Blair has just said, come right out and said, OK the 'Weapons of Mass Destruction' were just a pretext. If we had known they weren't there, we would have found another reason.
Don't get me wrong. Sadam Hussein was a merciless evil tyrant and if anyone deserved to be shot, it was him and his odious sons. But it is perfectly clear now, if it wasn't before, that the rationale that was given for the invasion was a falsehood. There were no nuclear stockpiles or chemical weapons factories. But the US was itching for a fight, so who was it going to be?
I think everything else was just a footnote to the main rationale.
It was a revenge attack, pure and simple.
---------- Post added 12-16-2009 at 05:32 PM ----------
The reasoning was, if we don't find the weapons, people will forget that it was the reason that was given. And then, the oil fields will be liberated, and the economic benefits will be so great, we will be able to justify it in hindsight by saying 'We didn't go to war for the oil, but look at the benefits...'
Which is exactly what Hitchens is saying. I think he is sticking to the script.
One of my favourite words, which I learned from Tenessee Williams plays - and I like it for its connotations of both deceipt and menace - is 'mendacity'. And I think the then US administration engaged in a considerable amount of it in order to embark on that adventure.
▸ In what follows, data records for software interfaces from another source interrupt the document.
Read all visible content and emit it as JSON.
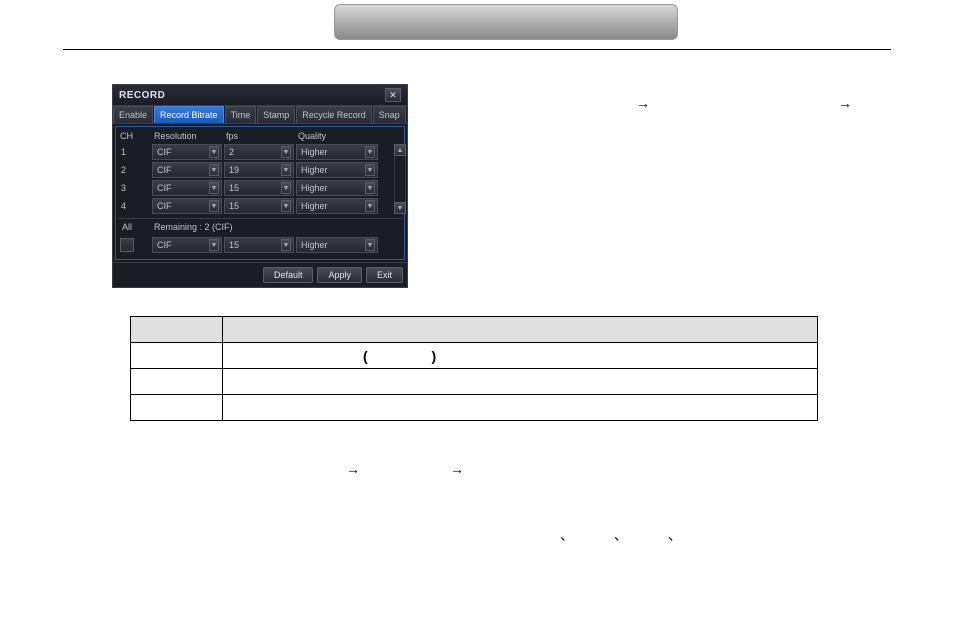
{
  "dialog": {
    "title": "RECORD",
    "tabs": {
      "enable": "Enable",
      "bitrate": "Record Bitrate",
      "time": "Time",
      "stamp": "Stamp",
      "recycle": "Recycle Record",
      "snap": "Snap"
    },
    "headers": {
      "ch": "CH",
      "resolution": "Resolution",
      "fps": "fps",
      "quality": "Quality"
    },
    "rows": [
      {
        "ch": "1",
        "resolution": "CIF",
        "fps": "2",
        "quality": "Higher"
      },
      {
        "ch": "2",
        "resolution": "CIF",
        "fps": "19",
        "quality": "Higher"
      },
      {
        "ch": "3",
        "resolution": "CIF",
        "fps": "15",
        "quality": "Higher"
      },
      {
        "ch": "4",
        "resolution": "CIF",
        "fps": "15",
        "quality": "Higher"
      }
    ],
    "all_label": "All",
    "remaining": "Remaining : 2 (CIF)",
    "all_row": {
      "resolution": "CIF",
      "fps": "15",
      "quality": "Higher"
    },
    "buttons": {
      "default": "Default",
      "apply": "Apply",
      "exit": "Exit"
    }
  },
  "symbols": {
    "arrow": "→",
    "ticks": "、 、 、",
    "parens": "( )"
  }
}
I never demonstrated on the streets, or argued against it. But I think as history is witness now, there was considerable mendacity, and duplicity, involved in it.